BEGIN INPUT DATA

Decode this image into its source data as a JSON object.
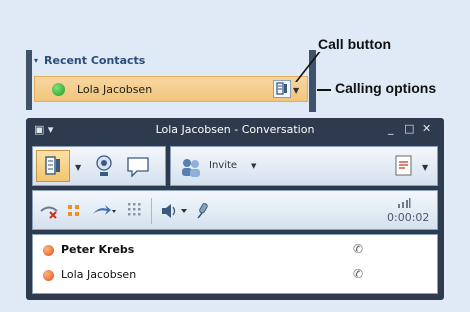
{
  "recent_contacts": {
    "header": "Recent Contacts",
    "expand_glyph": "▾",
    "contact_name": "Lola Jacobsen",
    "status_color": "#2aa52a"
  },
  "callouts": {
    "call_button": "Call button",
    "calling_options": "Calling options"
  },
  "window": {
    "title": "Lola Jacobsen - Conversation",
    "controls": [
      "_",
      "□",
      "✕"
    ]
  },
  "toolbar": {
    "invite_label": "Invite",
    "timer": "0:00:02"
  },
  "participants": [
    {
      "name": "Peter Krebs",
      "bold": true
    },
    {
      "name": "Lola Jacobsen",
      "bold": false
    }
  ],
  "colors": {
    "accent_orange": "#f1c57d",
    "window_frame": "#2e3b4e",
    "presence_busy": "#e0501d",
    "presence_available": "#1f9a23"
  }
}
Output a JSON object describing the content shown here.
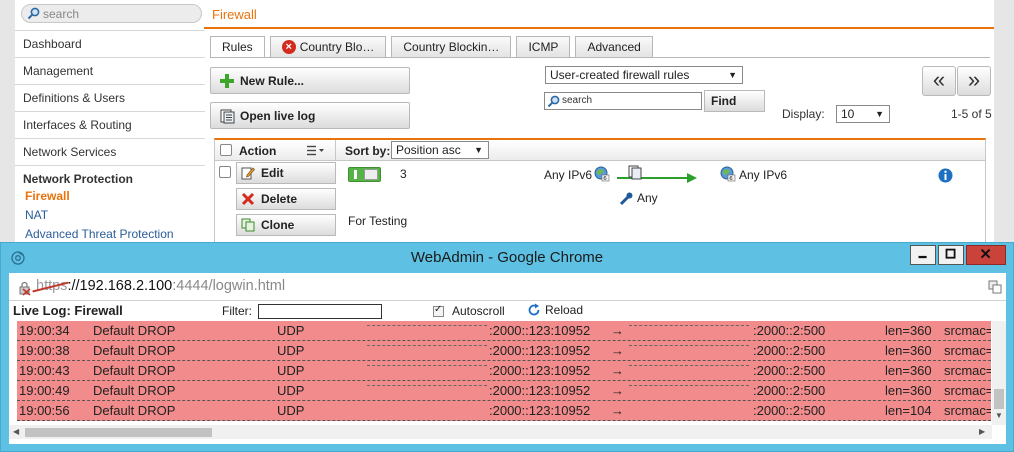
{
  "search": {
    "placeholder": "search"
  },
  "nav": {
    "items": [
      "Dashboard",
      "Management",
      "Definitions & Users",
      "Interfaces & Routing",
      "Network Services"
    ],
    "group": "Network Protection",
    "subitems": [
      "Firewall",
      "NAT",
      "Advanced Threat Protection"
    ]
  },
  "breadcrumb": "Firewall",
  "tabs": [
    "Rules",
    "Country Blo…",
    "Country Blockin…",
    "ICMP",
    "Advanced"
  ],
  "toolbar": {
    "new_rule": "New Rule...",
    "open_live_log": "Open live log",
    "filter_select": "User-created firewall rules",
    "search_placeholder": "search",
    "find": "Find",
    "display_label": "Display:",
    "display_value": "10",
    "range": "1-5 of 5",
    "prev": "«",
    "next": "»"
  },
  "table": {
    "action_header": "Action",
    "sort_label": "Sort by:",
    "sort_value": "Position asc",
    "row": {
      "edit": "Edit",
      "delete": "Delete",
      "clone": "Clone",
      "position": "3",
      "source": "Any IPv6",
      "service": "Any",
      "destination": "Any IPv6",
      "comment": "For Testing"
    }
  },
  "popup": {
    "title": "WebAdmin - Google Chrome",
    "url_scheme": "https",
    "url_host": "://192.168.2.100",
    "url_path": ":4444/logwin.html",
    "log_title": "Live Log: Firewall",
    "filter_label": "Filter:",
    "autoscroll": "Autoscroll",
    "reload": "Reload",
    "rows": [
      {
        "time": "19:00:34",
        "action": "Default DROP",
        "proto": "UDP",
        "src": ":2000::123:10952",
        "arrow": "→",
        "dst": ":2000::2:500",
        "len": "len=360",
        "extra": "srcmac="
      },
      {
        "time": "19:00:38",
        "action": "Default DROP",
        "proto": "UDP",
        "src": ":2000::123:10952",
        "arrow": "→",
        "dst": ":2000::2:500",
        "len": "len=360",
        "extra": "srcmac="
      },
      {
        "time": "19:00:43",
        "action": "Default DROP",
        "proto": "UDP",
        "src": ":2000::123:10952",
        "arrow": "→",
        "dst": ":2000::2:500",
        "len": "len=360",
        "extra": "srcmac="
      },
      {
        "time": "19:00:49",
        "action": "Default DROP",
        "proto": "UDP",
        "src": ":2000::123:10952",
        "arrow": "→",
        "dst": ":2000::2:500",
        "len": "len=360",
        "extra": "srcmac="
      },
      {
        "time": "19:00:56",
        "action": "Default DROP",
        "proto": "UDP",
        "src": ":2000::123:10952",
        "arrow": "→",
        "dst": ":2000::2:500",
        "len": "len=104",
        "extra": "srcmac="
      }
    ]
  },
  "colors": {
    "accent": "#e8730b",
    "log_row": "#f28b8b",
    "title_bar": "#5ec1e3",
    "link": "#2a5c9a"
  }
}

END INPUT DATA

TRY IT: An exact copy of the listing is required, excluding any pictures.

RESULT:
Decode this image into its source data as a JSON object.
{
  "recent_contacts": {
    "header": "Recent Contacts",
    "expand_glyph": "▾",
    "contact_name": "Lola Jacobsen",
    "status_color": "#2aa52a"
  },
  "callouts": {
    "call_button": "Call button",
    "calling_options": "Calling options"
  },
  "window": {
    "title": "Lola Jacobsen - Conversation",
    "controls": [
      "_",
      "□",
      "✕"
    ]
  },
  "toolbar": {
    "invite_label": "Invite",
    "timer": "0:00:02"
  },
  "participants": [
    {
      "name": "Peter Krebs",
      "bold": true
    },
    {
      "name": "Lola Jacobsen",
      "bold": false
    }
  ],
  "colors": {
    "accent_orange": "#f1c57d",
    "window_frame": "#2e3b4e",
    "presence_busy": "#e0501d",
    "presence_available": "#1f9a23"
  }
}
Output a JSON object describing the content shown here.
{
  "search": {
    "placeholder": "search"
  },
  "nav": {
    "items": [
      "Dashboard",
      "Management",
      "Definitions & Users",
      "Interfaces & Routing",
      "Network Services"
    ],
    "group": "Network Protection",
    "subitems": [
      "Firewall",
      "NAT",
      "Advanced Threat Protection"
    ]
  },
  "breadcrumb": "Firewall",
  "tabs": [
    "Rules",
    "Country Blo…",
    "Country Blockin…",
    "ICMP",
    "Advanced"
  ],
  "toolbar": {
    "new_rule": "New Rule...",
    "open_live_log": "Open live log",
    "filter_select": "User-created firewall rules",
    "search_placeholder": "search",
    "find": "Find",
    "display_label": "Display:",
    "display_value": "10",
    "range": "1-5 of 5",
    "prev": "«",
    "next": "»"
  },
  "table": {
    "action_header": "Action",
    "sort_label": "Sort by:",
    "sort_value": "Position asc",
    "row": {
      "edit": "Edit",
      "delete": "Delete",
      "clone": "Clone",
      "position": "3",
      "source": "Any IPv6",
      "service": "Any",
      "destination": "Any IPv6",
      "comment": "For Testing"
    }
  },
  "popup": {
    "title": "WebAdmin - Google Chrome",
    "url_scheme": "https",
    "url_host": "://192.168.2.100",
    "url_path": ":4444/logwin.html",
    "log_title": "Live Log: Firewall",
    "filter_label": "Filter:",
    "autoscroll": "Autoscroll",
    "reload": "Reload",
    "rows": [
      {
        "time": "19:00:34",
        "action": "Default DROP",
        "proto": "UDP",
        "src": ":2000::123:10952",
        "arrow": "→",
        "dst": ":2000::2:500",
        "len": "len=360",
        "extra": "srcmac="
      },
      {
        "time": "19:00:38",
        "action": "Default DROP",
        "proto": "UDP",
        "src": ":2000::123:10952",
        "arrow": "→",
        "dst": ":2000::2:500",
        "len": "len=360",
        "extra": "srcmac="
      },
      {
        "time": "19:00:43",
        "action": "Default DROP",
        "proto": "UDP",
        "src": ":2000::123:10952",
        "arrow": "→",
        "dst": ":2000::2:500",
        "len": "len=360",
        "extra": "srcmac="
      },
      {
        "time": "19:00:49",
        "action": "Default DROP",
        "proto": "UDP",
        "src": ":2000::123:10952",
        "arrow": "→",
        "dst": ":2000::2:500",
        "len": "len=360",
        "extra": "srcmac="
      },
      {
        "time": "19:00:56",
        "action": "Default DROP",
        "proto": "UDP",
        "src": ":2000::123:10952",
        "arrow": "→",
        "dst": ":2000::2:500",
        "len": "len=104",
        "extra": "srcmac="
      }
    ]
  },
  "colors": {
    "accent": "#e8730b",
    "log_row": "#f28b8b",
    "title_bar": "#5ec1e3",
    "link": "#2a5c9a"
  }
}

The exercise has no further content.